4 Lessons From Pixars Rules Of Storytelling Every Marketer Should Know

Marketing professionals know that it’s not always easy to get their content in front of their audience. Especially with the tremendous surge in content marketing we saw over the past few years. Audiences are currently swimming in content; content that’s not always welcomed or of the highest quality. The result is that much of the content we deliver ends up being ignored.

So how do we set ourselves a part from the rest? How do we create content that gets seen?

The answer is good storytelling.

As marketers we know storytelling is one of our greatest tools. It’s also a tool that isn’t frequently used. The truth is, we need to be doing more of it and we need to be doing a much better job at it.

The single greatest thing you can do today to help maximize your marketing impact is to tell remarkable stories.

To inspire you, I’m turning to the talented folks at Pixar who do storytelling really well. You know, the folks who brought us Buzz Lightyear and the classic Finding Nemo. In every Pixar film, they’ve been able to craft beautiful and captivating stories that can act as inspiration for any content creator. So let’s tear a page out the Pixar writing handbook and put some of their writing rules to use.

Here a four of my favorite rules of storytelling from Pixar..

1. Come up with your ending before you figure out your middle. Seriously. Endings are hard, get yours working up front.

As is true with all marketing tactics, having a clear and defined objective is critical to achieving success. Without knowing your end goal, you can easily get lost in the sparkle of your tactic.
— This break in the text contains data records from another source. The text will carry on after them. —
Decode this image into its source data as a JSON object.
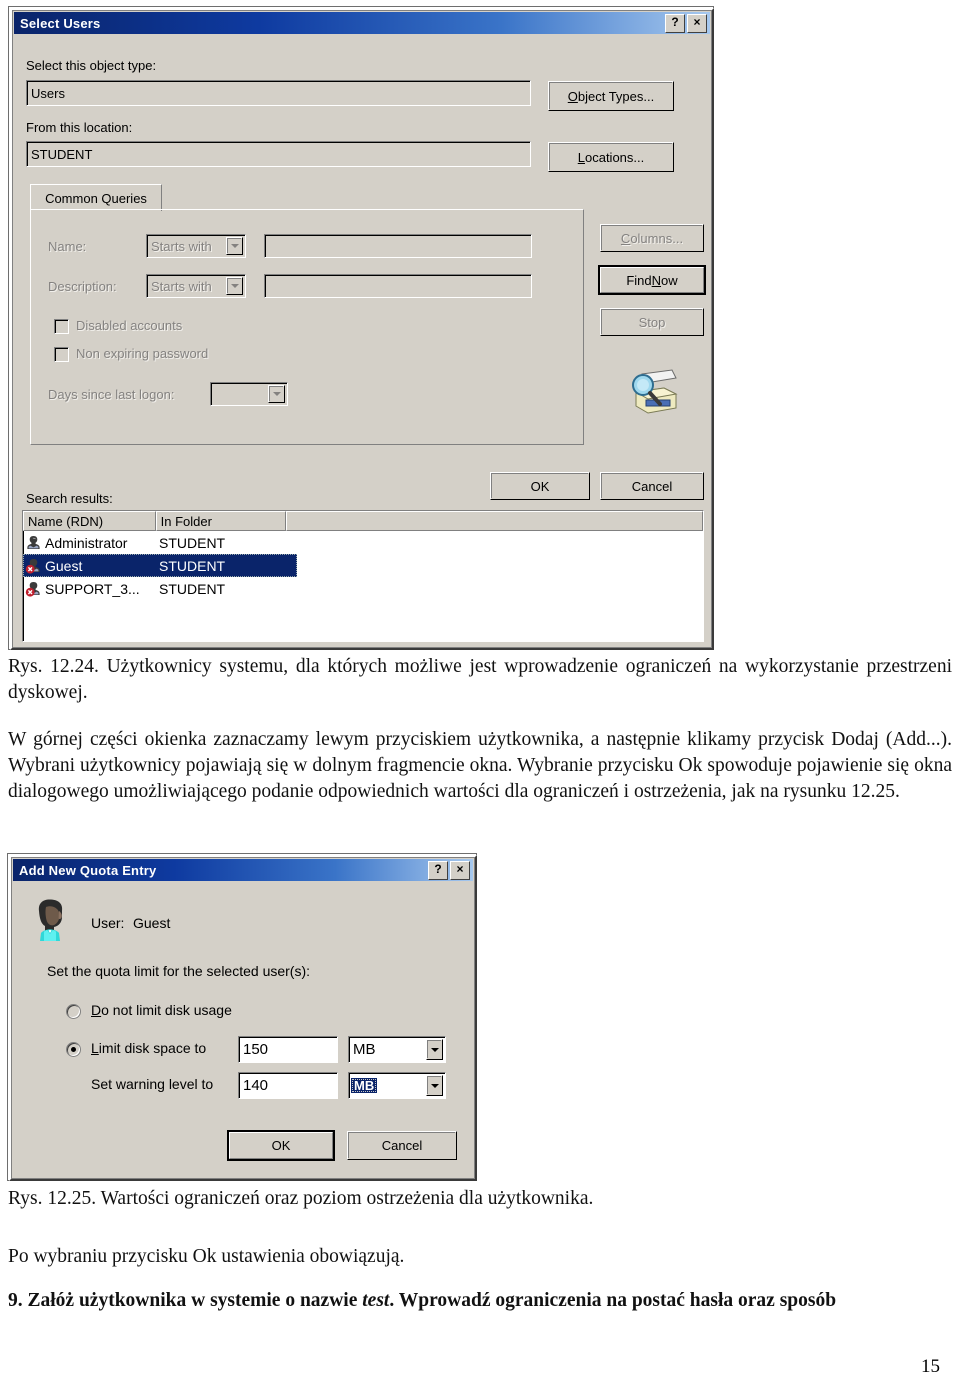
{
  "select_users_dialog": {
    "title": "Select Users",
    "help_button": "?",
    "close_button": "×",
    "object_type_label": "Select this object type:",
    "object_type_value": "Users",
    "object_types_button": "Object Types...",
    "location_label": "From this location:",
    "location_value": "STUDENT",
    "locations_button": "Locations...",
    "tab_common_queries": "Common Queries",
    "name_label": "Name:",
    "name_condition": "Starts with",
    "name_value": "",
    "description_label": "Description:",
    "description_condition": "Starts with",
    "description_value": "",
    "disabled_accounts_label": "Disabled accounts",
    "non_expiring_password_label": "Non expiring password",
    "days_since_last_logon_label": "Days since last logon:",
    "days_since_last_logon_value": "",
    "columns_button": "Columns...",
    "find_now_button": "Find Now",
    "stop_button": "Stop",
    "search_results_label": "Search results:",
    "columns": [
      "Name (RDN)",
      "In Folder"
    ],
    "rows": [
      {
        "name": "Administrator",
        "folder": "STUDENT",
        "selected": false,
        "icon": "user-icon"
      },
      {
        "name": "Guest",
        "folder": "STUDENT",
        "selected": true,
        "icon": "user-disabled-icon"
      },
      {
        "name": "SUPPORT_3...",
        "folder": "STUDENT",
        "selected": false,
        "icon": "user-disabled-icon"
      }
    ],
    "ok_button": "OK",
    "cancel_button": "Cancel"
  },
  "caption_1224": "Rys. 12.24. Użytkownicy systemu, dla których możliwe jest wprowadzenie ograniczeń na wykorzystanie przestrzeni dyskowej.",
  "body_paragraph_1": "W górnej części okienka zaznaczamy lewym przyciskiem użytkownika, a następnie klikamy przycisk Dodaj (Add...). Wybrani użytkownicy pojawiają się w dolnym fragmencie okna. Wybranie przycisku Ok spowoduje pojawienie się okna dialogowego umożliwiającego podanie odpowiednich wartości dla ograniczeń i ostrzeżenia, jak na rysunku 12.25.",
  "quota_dialog": {
    "title": "Add New Quota Entry",
    "help_button": "?",
    "close_button": "×",
    "user_label": "User:",
    "user_name": "Guest",
    "instruction": "Set the quota limit for the selected user(s):",
    "option_no_limit": "Do not limit disk usage",
    "option_limit_to": "Limit disk space to",
    "limit_value": "150",
    "limit_unit": "MB",
    "warning_label": "Set warning level to",
    "warning_value": "140",
    "warning_unit": "MB",
    "ok_button": "OK",
    "cancel_button": "Cancel"
  },
  "caption_1225": "Rys. 12.25. Wartości ograniczeń oraz poziom ostrzeżenia dla użytkownika.",
  "body_paragraph_2": "Po wybraniu przycisku Ok ustawienia obowiązują.",
  "task_9": {
    "prefix": "9. Załóż użytkownika w systemie o nazwie ",
    "emphasis": "test",
    "suffix": ". Wprowadź ograniczenia na postać hasła oraz sposób"
  },
  "page_number": "15"
}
The same is true when you’re writing marketing content. Pixar story artist Emma Coats encourages writers to develop the ending at the beginning of the story. Knowing in advance where you’ll end up will help you create a more interesting journey for the reader. It also gives you (the writer) focus and guides you through the creative process.

2. Finish your story, let go even if it’s not perfect. In an ideal world you have both, but move on. Do better next time.

We don’t always get it right.

It’s a hard lesson for many marketers – it’s just not in our blood. We’re obsessed with having the best idea, driving success for our clients, and making a mark in the industry. We all strive for greatness, and that’s a great thing. But it doesn’t always come easily. Sometimes it comes after many unsuccessful attempts.

Writing can be a tedious and frustrating process. Sometimes the ideas and words come flowing out beautifully and other times it’s a struggle pulling them from the depths of our brain. I know – I’ve been there.

But, the right thing to do is to finish the story even if the story…well, sucks.

Completing the process is important because it maximizes your opportunity to learn something from the experience and gives you closure at the end of it all.

3. No work is ever wasted. If it’s not working, let go and move on – it’ll come back around to be useful later.

Over the years I’ve compiled a pretty substantial collection of blog posts, presentations, and e-books that were never published or fully completed. Every now and then I’ll have a really good idea and halfway into the execution I hit a dead-end. It happens to the best of us.

However, just because it didn’t make it’s way to the public the first time, doesn’t mean there isn’t gold in there somewhere. No matter how you feel about these pieces, never throw them away.

I’ll often revisit them a few months later…or even longer. Sometimes I get inspired to finish them, sometimes they transform into something completely different, and sometimes they make more sense in the context of a new client. The point is, no work is ever wasted. Keep the drafts that didn’t quite make it today because who knows what they’ll turn into tomorrow.

4. You have to know yourself: the difference between doing your best & fussing. Story is testing, not refining.

You know what your best work looks like, and you also know what your less-awesome work looks like. When it comes to creating gold, you need to trust your gut.

Writing remarkable stories requires you to test your skills every time you sit down to write. You have to be comfortable and flexible enough to test various approaches to your writing, taking different angles and arriving at different outcomes. It’s not about stressing over the final product and fussing with words every step of the way. It’s simply about enjoying the creative process and the journey you take to the final destination.

Conclusion

The moral of this story is that perfection is the result of effort. It might take you a few tries and you have to be flexible and willing to change course at any time. But, when you have your destination or end point in sight, you give yourself the freedom to create something remarkable for your audience.

This is the big difference between content that gets skipped and content that gets consumed. Your audience wants to receive content that they can connect with, that inspires them to take action, and makes them feel something.

Implementing some of Pixar’s writing rules is the first step to transforming your content into something that leaves your readers wanting more.

Now Test it

Put these rules into practice – apply some of these rules to your own content. Try it and let me know how it goes.

What rules do you live by when it comes to writing remarkable stories?

Want free insights & research on marketing & growth? Sign Me Up